High blood pressure is a dangerous risk factor for heart disease and stroke, the leading causes of death in the United States. Yet only about half of people with high blood pressure have it under control.
At the Matters of the Heart Lecture on February 12, Christiana Care Health System experts shared the health impacts of high blood pressure and how to control it. The lecturers were Stephen Q. Meng, M.D., of Christiana Care Cardiology Consultants; Arun V. Malhotra, M.D., Ph.D., medical director of the Hemodialysis Unit at Wilmington Hospital; and Jonathan M. Raser-Schramm, M.D., medical director of Christiana Care’s Stroke Program and the Stroke Treatment and Recovery Unit.
Dr. Meng highlights five takeaways from the lecture.
- The definition of hypertension, or high blood pressure, has changed in just the last two years. If your blood pressure is higher than 130/80, you have hypertension.

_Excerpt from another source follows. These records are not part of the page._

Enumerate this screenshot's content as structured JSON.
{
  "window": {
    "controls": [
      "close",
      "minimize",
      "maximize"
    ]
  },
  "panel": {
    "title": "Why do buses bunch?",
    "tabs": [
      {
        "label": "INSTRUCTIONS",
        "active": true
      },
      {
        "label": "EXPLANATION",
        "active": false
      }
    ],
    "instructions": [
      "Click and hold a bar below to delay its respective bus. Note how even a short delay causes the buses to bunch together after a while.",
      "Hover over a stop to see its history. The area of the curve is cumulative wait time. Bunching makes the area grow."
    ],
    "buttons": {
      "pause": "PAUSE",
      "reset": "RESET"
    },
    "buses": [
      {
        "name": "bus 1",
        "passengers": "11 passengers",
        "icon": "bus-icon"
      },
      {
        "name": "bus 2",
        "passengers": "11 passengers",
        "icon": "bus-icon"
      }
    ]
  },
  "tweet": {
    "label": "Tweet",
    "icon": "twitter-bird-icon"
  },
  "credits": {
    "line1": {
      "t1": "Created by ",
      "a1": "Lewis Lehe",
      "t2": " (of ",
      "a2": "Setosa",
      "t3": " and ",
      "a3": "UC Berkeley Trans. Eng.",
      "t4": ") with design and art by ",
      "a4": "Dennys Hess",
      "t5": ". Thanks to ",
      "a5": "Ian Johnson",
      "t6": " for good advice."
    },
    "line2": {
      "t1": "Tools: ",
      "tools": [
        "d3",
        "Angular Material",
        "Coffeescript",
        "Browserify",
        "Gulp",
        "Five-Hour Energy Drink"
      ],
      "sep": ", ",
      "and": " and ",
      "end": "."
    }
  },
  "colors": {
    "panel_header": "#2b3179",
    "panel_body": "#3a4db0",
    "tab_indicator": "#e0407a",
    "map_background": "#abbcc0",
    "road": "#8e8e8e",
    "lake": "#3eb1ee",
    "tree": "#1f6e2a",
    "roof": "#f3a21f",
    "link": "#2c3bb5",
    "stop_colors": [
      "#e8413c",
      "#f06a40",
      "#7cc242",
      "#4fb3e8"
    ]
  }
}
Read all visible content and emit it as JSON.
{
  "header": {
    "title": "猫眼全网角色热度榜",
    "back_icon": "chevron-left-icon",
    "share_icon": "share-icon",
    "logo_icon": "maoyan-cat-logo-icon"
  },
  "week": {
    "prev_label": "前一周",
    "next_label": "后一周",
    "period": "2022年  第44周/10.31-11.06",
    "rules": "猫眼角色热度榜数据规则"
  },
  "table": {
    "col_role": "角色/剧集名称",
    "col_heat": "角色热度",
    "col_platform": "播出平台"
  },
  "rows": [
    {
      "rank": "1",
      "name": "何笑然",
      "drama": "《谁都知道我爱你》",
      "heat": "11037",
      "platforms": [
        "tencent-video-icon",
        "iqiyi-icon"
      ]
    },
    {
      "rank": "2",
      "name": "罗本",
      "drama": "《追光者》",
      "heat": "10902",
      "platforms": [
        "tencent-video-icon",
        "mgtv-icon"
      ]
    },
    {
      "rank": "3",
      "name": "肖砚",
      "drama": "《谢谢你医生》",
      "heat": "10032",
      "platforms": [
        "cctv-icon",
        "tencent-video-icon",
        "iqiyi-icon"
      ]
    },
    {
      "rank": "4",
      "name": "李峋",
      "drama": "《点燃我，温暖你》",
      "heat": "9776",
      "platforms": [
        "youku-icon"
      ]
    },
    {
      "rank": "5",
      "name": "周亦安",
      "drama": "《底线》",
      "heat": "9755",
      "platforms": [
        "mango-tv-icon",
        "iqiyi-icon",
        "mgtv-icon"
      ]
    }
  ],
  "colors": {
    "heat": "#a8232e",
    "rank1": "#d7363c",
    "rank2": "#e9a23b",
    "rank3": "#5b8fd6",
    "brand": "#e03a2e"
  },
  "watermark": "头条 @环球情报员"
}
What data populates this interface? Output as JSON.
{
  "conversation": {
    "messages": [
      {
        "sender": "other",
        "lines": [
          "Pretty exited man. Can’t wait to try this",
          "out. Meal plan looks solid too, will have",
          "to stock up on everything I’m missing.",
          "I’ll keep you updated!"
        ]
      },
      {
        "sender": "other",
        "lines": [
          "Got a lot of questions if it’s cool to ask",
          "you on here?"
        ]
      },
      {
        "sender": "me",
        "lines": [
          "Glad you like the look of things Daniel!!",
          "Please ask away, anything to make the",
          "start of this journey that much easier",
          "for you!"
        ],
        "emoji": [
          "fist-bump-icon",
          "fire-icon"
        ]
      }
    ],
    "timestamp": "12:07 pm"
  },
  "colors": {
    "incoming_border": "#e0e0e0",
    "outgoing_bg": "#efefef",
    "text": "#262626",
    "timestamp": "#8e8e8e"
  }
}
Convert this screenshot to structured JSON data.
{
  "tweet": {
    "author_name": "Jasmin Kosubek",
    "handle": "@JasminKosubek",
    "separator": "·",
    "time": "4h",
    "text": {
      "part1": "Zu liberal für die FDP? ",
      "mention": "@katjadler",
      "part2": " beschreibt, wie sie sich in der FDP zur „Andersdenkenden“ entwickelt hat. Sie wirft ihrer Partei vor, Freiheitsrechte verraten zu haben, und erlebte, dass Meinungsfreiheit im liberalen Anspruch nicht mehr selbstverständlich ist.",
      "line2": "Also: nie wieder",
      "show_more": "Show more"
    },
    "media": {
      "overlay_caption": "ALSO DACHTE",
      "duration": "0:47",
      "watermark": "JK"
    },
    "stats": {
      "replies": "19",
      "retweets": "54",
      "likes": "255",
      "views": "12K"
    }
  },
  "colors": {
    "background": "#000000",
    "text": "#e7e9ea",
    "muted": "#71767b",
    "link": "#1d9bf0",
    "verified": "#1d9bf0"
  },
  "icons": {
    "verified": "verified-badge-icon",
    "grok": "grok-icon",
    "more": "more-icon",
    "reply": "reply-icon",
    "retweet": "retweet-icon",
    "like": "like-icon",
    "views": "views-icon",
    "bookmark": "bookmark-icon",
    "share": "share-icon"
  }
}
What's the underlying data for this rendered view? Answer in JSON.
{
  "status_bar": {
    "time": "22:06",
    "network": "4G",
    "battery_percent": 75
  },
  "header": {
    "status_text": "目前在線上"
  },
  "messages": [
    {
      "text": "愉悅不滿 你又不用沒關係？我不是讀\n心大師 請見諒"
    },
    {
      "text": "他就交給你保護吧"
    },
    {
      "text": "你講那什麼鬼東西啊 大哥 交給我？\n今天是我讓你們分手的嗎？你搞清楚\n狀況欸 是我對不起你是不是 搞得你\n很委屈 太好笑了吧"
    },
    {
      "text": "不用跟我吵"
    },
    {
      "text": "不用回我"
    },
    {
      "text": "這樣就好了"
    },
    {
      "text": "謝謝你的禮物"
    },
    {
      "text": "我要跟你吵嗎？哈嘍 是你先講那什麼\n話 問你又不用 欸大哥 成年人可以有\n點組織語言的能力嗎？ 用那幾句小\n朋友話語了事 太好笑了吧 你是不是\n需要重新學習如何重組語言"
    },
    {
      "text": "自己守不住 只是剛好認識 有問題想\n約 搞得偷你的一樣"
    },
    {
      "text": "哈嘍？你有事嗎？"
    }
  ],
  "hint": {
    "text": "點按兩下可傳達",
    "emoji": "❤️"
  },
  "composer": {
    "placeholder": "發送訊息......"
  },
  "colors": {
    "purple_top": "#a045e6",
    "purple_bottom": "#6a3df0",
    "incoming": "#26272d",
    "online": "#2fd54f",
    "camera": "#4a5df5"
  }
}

- High blood pressure affects more people than you may think. Nearly half — 46 percent — of all U.S. adults have high blood pressure.
- African-Americans have a higher prevalence of high blood pressure than other races and ethnicities and are at greater risk for health problems related to high blood pressure, like stroke, heart failure and kidney disease.
- While genetics are considered a risk factor for high blood pressure, other risk factors like smoking, alcohol consumption and high sodium intake can be controlled.
- Eating a healthy diet and exercising won’t only help you lose weight, they can lower your blood pressure. For every two pounds of weight lost, you can reduce your blood pressure by one point.
For more on high blood pressure, watch our Matters of the Heart videos.